Maintaining a sturdy and professional tone, Kieran Walshe contends in her opinion piece ‘A ban on police pursuits would make criminals the winners’ (The Age, January 12th, 2012) that terminating all police pursuits would not be a positive move. King intends to persuade the public that banning the use of police pursuits would be a ‘win for the criminals’. The other point that is argued is that the current policy on police pursuits is not in need of changes and is functioning fine.
The first thing that is noticeable when you look at the article is the two pictures up the top of the page. The first picture shows two police officers smiling next to each other. One of them is presumably the author of the article. This picture is used because it shows the two officers as friendly people as they are smiling and having a laugh. The picture is also very bright which adds to the impression that the ladies are nice people. This is done because the reader is more likely to listen to and believe something that is written by someone that looks nice and friendly. The second picture is of a police car. Although it doesn’t seem like much the fact that this photo is also very light makes the car come across as something that is not to be feared. This is done because the whole article is spent trying to convince us that these cars are safe and this photo is adding to the concept.
Nearing the end of the Article, Walshe uses an Appeal to authority discussing the concept of police chase results. “In 2010 police in Victoria engaged in 658 pursuits, about half of these lasted less than two minutes and about 80 percent, less than 5”, this positions the reader in a such a state that if they are ever stupid enough to try and evade the police, the statistics show they will most likely be unsuccessful. The Author then continues on to state that in 2010 there were no fatalities as a result from police pursuits.

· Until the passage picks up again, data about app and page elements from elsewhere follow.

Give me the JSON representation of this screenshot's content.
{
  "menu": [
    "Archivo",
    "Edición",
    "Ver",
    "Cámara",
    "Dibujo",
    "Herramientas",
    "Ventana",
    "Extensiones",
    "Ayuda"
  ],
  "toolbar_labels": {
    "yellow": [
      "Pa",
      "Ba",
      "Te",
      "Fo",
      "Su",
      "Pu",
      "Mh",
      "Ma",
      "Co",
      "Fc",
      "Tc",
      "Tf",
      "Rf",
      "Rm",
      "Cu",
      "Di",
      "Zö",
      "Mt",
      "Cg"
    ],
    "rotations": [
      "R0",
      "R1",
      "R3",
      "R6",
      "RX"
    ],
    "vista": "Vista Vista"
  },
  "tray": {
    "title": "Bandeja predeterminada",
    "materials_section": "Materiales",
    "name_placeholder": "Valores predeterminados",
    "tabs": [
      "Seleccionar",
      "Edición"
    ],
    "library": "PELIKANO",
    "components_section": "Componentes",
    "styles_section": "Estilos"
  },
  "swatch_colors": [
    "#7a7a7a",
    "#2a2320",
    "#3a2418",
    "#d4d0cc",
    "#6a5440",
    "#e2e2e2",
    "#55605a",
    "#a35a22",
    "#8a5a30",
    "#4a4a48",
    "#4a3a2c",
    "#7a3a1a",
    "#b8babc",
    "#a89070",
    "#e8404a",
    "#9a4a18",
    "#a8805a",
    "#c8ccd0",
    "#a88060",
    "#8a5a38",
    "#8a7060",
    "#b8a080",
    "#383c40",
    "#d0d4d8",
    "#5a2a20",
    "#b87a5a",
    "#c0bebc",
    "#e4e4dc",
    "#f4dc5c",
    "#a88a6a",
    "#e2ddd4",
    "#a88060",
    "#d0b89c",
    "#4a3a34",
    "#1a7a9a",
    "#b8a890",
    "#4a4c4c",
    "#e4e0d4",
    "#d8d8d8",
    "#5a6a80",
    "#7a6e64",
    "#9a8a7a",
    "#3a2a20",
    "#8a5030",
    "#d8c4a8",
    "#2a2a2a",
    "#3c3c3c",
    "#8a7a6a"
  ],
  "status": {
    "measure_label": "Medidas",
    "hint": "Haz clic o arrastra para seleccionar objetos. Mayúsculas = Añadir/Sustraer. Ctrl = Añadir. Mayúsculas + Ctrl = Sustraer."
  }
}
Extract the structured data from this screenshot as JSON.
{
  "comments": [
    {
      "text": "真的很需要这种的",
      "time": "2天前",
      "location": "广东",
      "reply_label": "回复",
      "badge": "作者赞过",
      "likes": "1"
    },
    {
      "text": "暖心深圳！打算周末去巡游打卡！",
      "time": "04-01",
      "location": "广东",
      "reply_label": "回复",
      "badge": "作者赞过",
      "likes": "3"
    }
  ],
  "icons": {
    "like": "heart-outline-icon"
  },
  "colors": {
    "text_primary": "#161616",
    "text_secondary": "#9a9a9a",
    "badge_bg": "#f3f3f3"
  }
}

Walshe concludes the article by informing the readers that the police pursuit policy is under serious review and they are examining there policies on an ongoing basis to ensure they are the best possible. Walshe clearly states that “it is the poor decision of the offender who is creating the risk, not the police who are undertaking their duty”.